After trying to figure out the layout, I gave up and parked at site #31. I had to back into a tight place, level, hookup, get my slide out and then organize the inside. THEN I decided to walk around. Wouldn’t you know I would find a better site? After all my work to get settled in 31, would it be worth it to move? It was 5:30. I debated with myself – move or don’t move. I moved.

Site #4 is a ‘full hookup’ site: electricity, water and sewer. It is the only non-reserved site in the A Loop, and formerly was the camp host site. I’m glad I moved.

My first three full days here have been one adventure after another. I’ve met several campers, including Kurt. He’s a single RVer that doesn’t fit the ‘single male camper’ mold. Instead of a ‘beat-up Ford Econoline-type vehicle with a cot and hot plate in back and hoping to find a quality woman’ guy; he pulls a two-year-old Airstream trailer with a Hummer. Kurt is very familiar with the park, including the hiking trails and the communities in the area. And he is interesting to talk to.

He’s been my tour guide. On Wednesday we to the town of Aztec to tour the Aztec Ruins National Monument, then to Bloomfield to tour the Salmon Ruins (a part of the San Juan County Museum Association). Both are fascinating places. Researchers theorize that construction of the settlements by the Ancestral Puebloans (not by Aztec Indians) began in the late 11th century. The trails took us through rooms in formerly two- and three-story structures that were made of sandstone walls with log-braced ceilings.

After lunch in Bloomfield, we returned to the Navajo Dam area where we walked along the San Juan River. This river is rated as one of America’s top ten trout fishing waters. The river flows through scenic sandstone canyons. Fishermen routinely catch kokanee salmon, rainbow and brown trout, channel catfish, crappie, northern pike, bluegill and large- and small-mouth bass.

We startled a beaver that refused to pose for a photo. I did the best I could, but this camera-shy critter wouldn’t come fully out from the river’s vegetation. Look carefully in the middle of this photo.

Navajo Lake is formed by Navajo Dam. It is an earth- and rock-filled dam that is nearly a mile long. Spring runoff is quickly filling the lake – New Mexico’s second largest lake, and the dam operators have been releasing a lot of water into the river.

Thursday morning (my birthday) started with a hike – measured by smiles, not miles – took us to a sandstone cave that will eventually erode to be two or three natural stone arches.

As we slowly picked our way uphill toward the cave, we were entertained by birds, wildflowers, and interesting rock formations. The cave has a huge opening and is fairly shallow. It was interesting to try to figure out what animals had been there (found furry pieces of a slow or dim-witted rabbit), what bird/s might have nested in cave wall crags, and who scratched out the image of a human.
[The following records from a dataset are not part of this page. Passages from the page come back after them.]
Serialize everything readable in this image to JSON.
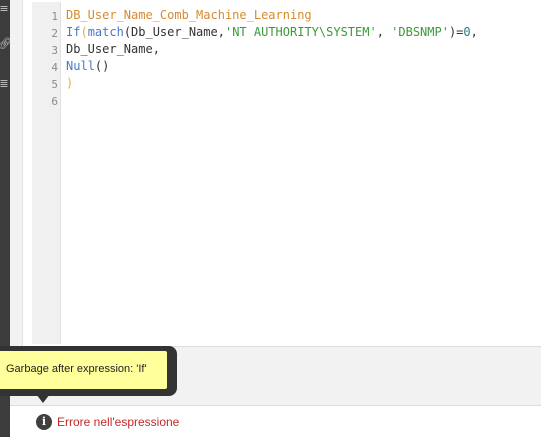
{
  "sidebar": {
    "icons": [
      "menu-icon",
      "link-icon",
      "database-icon"
    ]
  },
  "editor": {
    "line_numbers": [
      "1",
      "2",
      "3",
      "4",
      "5",
      "6"
    ],
    "line1": {
      "field": "DB_User_Name_Comb_Machine_Learning"
    },
    "line2": {
      "if_kw": "If",
      "open1": "(",
      "match_kw": "match",
      "args_plain": "(Db_User_Name,",
      "str1": "'NT AUTHORITY\\SYSTEM'",
      "sep": ", ",
      "str2": "'DBSNMP'",
      "close_eq": ")=",
      "num": "0",
      "comma": ","
    },
    "line3": {
      "text": "Db_User_Name,"
    },
    "line4": {
      "null_kw": "Null",
      "parens": "()"
    },
    "line5": {
      "close": ")"
    }
  },
  "tooltip": {
    "text": "Garbage after expression: 'If'"
  },
  "status": {
    "icon": "info-icon",
    "message": "Errore nell'espressione"
  },
  "colors": {
    "field": "#d88a2e",
    "function": "#4a78c9",
    "string": "#3a9a3a",
    "error": "#c62828",
    "tooltip_bg": "#ffff9c"
  }
}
On the hike back from the cave – Kurt led the way and inadvertently stepped right over a rattlesnake that was stretched out, warming up half-in and half-out from under a rock. I saw it and froze in my tracks while alerting Kurt. After I skirted the snake, Kurt borrowed my hiking stick (aka snake stick) to nudge the snake from a safe distance. After a few gentle pokes, the snake was sufficiently irritated to come fully out from under the snake and rattled furiously at him. The rattle on this quite large snake had eight segments. Whew!

Thursday evening I sat, overlooking the lake while sipping wine, reflecting on the day (it was great – had several birthday cards and phone calls), my life and celebrating my decision to adventure in a motorhome.